The 2021 Florida Legislative Session starts Tuesday, March 2, and lawmakers will take up a wide range of issues during the 60-day session. At the top of that list is of course the budget.
According to the News Service of Florida (NSF), with the economic fallout of the COVID-19 pandemic reducing expected tax revenues, legislative leaders have warned they will likely have to make budget cuts. But Gov. Ron DeSantis released a record $96.6 billion budget proposal for the 2021-2022 fiscal year, which will start July 1.
Another issue many in agriculture will be watching is the Environment. Gov. DeSantis is asking lawmakers for $625 million to continue a multi-year effort to restore the Everglades and address other water-related issues, like springs restoration. But he’s also pitching a new “Resilient Florida” program, which would involve issuing bonds to help provide $1 billion over four years to state and local governments to address climate change impacts, such as rising sea levels.
NSF notes other top issues for this year’s session include:
EDUCATION: Continuing years of Republican efforts to boost school choice, lawmakers are considering a major school-vouchers bill that includes expanding eligibility for scholarship programs and creating what is known as “education savings accounts.” Meanwhile, public schools will be a key budget issue, in part because lawmakers will have to decide how to address nearly 88,000 students who did not enroll as expected this year during the pandemic.
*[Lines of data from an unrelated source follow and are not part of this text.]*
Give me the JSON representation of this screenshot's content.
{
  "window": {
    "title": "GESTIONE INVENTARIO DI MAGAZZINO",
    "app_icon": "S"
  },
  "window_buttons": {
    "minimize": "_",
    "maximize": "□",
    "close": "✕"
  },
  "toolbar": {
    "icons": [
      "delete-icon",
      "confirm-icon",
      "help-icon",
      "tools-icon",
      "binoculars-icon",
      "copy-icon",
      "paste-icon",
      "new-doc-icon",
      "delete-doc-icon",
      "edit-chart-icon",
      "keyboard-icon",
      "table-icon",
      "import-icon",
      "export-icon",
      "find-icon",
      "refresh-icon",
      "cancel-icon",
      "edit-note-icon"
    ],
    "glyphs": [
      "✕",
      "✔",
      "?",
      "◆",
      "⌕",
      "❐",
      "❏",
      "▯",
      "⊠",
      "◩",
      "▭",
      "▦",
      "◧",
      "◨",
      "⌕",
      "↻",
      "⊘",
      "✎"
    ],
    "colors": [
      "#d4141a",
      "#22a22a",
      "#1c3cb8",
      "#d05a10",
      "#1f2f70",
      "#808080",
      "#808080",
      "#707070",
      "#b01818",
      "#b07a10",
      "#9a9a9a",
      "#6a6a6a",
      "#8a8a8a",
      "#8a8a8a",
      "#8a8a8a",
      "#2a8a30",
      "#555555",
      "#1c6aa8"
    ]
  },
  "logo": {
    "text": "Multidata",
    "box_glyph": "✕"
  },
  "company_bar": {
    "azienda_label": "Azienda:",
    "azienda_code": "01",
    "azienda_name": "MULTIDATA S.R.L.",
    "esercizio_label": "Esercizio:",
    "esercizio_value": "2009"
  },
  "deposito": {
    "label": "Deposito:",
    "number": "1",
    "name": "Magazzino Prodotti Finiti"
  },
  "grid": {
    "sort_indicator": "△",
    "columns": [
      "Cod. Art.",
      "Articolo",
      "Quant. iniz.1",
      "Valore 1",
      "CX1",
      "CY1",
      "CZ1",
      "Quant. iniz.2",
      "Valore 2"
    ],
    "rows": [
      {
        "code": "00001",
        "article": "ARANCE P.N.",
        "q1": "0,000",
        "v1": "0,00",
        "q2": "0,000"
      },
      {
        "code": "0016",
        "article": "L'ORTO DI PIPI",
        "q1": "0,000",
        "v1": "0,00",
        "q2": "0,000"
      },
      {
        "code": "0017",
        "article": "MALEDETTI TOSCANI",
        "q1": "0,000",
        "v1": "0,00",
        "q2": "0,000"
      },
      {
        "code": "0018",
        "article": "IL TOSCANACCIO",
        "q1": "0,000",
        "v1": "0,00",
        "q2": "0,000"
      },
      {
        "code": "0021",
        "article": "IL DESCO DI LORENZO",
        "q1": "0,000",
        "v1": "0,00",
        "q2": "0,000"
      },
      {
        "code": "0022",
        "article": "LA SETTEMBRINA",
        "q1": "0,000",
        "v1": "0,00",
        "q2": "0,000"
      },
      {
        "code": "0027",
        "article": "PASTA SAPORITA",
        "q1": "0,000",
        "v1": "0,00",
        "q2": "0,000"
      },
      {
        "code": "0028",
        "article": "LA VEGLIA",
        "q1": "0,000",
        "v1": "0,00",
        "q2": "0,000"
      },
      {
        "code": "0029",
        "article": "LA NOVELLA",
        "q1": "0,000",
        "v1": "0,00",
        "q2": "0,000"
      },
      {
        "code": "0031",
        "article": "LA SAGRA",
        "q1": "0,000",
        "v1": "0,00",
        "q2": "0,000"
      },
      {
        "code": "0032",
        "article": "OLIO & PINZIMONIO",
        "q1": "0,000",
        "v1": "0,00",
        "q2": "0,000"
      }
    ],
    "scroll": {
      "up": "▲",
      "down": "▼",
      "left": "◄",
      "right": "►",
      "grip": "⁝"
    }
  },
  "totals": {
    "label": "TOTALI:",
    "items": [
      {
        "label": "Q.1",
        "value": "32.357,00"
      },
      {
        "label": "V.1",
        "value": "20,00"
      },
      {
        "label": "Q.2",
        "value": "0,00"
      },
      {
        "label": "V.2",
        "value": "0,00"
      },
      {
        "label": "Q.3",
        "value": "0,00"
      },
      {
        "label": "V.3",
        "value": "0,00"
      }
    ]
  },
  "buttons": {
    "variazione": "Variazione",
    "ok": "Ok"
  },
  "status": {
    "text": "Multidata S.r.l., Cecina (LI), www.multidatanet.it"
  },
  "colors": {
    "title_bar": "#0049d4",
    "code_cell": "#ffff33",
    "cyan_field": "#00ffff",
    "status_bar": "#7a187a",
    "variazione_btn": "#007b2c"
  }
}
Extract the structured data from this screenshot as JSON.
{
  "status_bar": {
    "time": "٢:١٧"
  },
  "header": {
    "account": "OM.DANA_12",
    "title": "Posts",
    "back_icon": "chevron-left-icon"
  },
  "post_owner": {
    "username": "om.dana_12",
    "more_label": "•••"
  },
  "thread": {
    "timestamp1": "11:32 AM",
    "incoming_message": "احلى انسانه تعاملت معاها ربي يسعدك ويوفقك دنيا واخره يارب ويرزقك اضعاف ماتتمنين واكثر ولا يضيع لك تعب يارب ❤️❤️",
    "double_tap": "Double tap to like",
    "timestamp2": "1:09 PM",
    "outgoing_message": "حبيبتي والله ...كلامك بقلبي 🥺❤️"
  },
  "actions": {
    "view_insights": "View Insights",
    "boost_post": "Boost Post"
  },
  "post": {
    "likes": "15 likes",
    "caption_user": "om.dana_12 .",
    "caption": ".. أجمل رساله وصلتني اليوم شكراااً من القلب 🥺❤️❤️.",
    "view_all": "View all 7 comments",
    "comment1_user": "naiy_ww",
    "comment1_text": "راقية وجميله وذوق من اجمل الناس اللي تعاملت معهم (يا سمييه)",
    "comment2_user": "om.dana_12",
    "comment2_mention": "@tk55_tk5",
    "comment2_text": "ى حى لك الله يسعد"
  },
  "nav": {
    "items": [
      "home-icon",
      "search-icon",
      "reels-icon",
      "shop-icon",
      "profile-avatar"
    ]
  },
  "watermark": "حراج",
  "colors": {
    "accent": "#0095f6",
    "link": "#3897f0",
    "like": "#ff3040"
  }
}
ELECTIONS: Republican leaders are backing controversial proposals that would change the vote-by-mail process. As an example, one proposal would require voters to request vote-by-mail ballots more frequently, while another would prevent volunteers from collecting vote-by-mail ballots from people outside of their families. Critics argue the proposals are aimed at reducing mail-in voting, which Democrats used heavily during the 2020 elections.
ENVIRONMENT: DeSantis is asking lawmakers for $625 million to continue a multi-year effort to restore the Everglades and address other water-related issues, such as springs restoration. But he also is pitching a new “Resilient Florida” program, which would involve issuing bonds to help provide $1 billion over four years to state and local governments to address climate change impacts, such as rising sea levels.
HEALTH CARE: As the largest part of the state budget, health and human services will play a key role as lawmakers negotiate a new spending plan. One closely watched issue will be Medicaid reimbursement rates for hospitals and nursing homes. Lawmakers could look to reduce state dollars going into Medicaid without slashing rates, possibly through a new hospital arrangement that would involve local money being used to draw down federal matching funds.
INSURANCE: Senate leaders are backing a long-debated idea to eliminate Florida’s no-fault auto insurance system and the requirement that motorists carry personal-injury protection, or PIP, coverage. The proposal would lead to motorists being required to carry bodily injury coverage. Also, lawmakers could make changes in the property-insurance system, as premiums increase and more homeowners turn to the state-backed Citizens Property Insurance Corp.
LIABILITY: Health-care providers and other businesses are clamoring for protections from coronavirus-related lawsuits. The House is poised to quickly pass a bill that would shield non-healthcare businesses from liability, But lawmakers are wrestling with some thorny issues, including details of protections for nursing homes and assisted living facilities, which have seen more than 10,000 deaths during the pandemic.
PROTESTS: One of the hottest debates during the session could center on proposals by Republican leaders to enhance penalties associated with violent protests, create new crimes when mobs attack property or police, and make it difficult for cities to trim law-enforcement spending. The proposals have drawn criticism from Democrats who say they are unnecessary and divisive and could be used to squash peaceful assemblies.
PUBLIC EMPLOYEES: Senate Republicans are backing a controversial proposal that would affect public-employee union dues, while also looking at possibly moving away from the state’s traditional pension system for government workers. Unions have lined up to fight the union dues proposal, which would put additional requirements on the process for deducting dues from paychecks. The other proposal could shift new workers to a 401(k)-style system.
TAXES: With Florida businesses pushing for the change, lawmakers are considering a proposal that would require out-of-state online retailers to collect sales taxes on purchases made by Floridians. Currently, retailers that have a physical presence in Florida must collect and remit sales taxes for items sold in the state. The bill seeks to put the same responsibility on retailers that don’t have such a presence but sell products to Floridians.
During the start of the session on Tuesday Gov. DeSantis will give his annual State of the State address.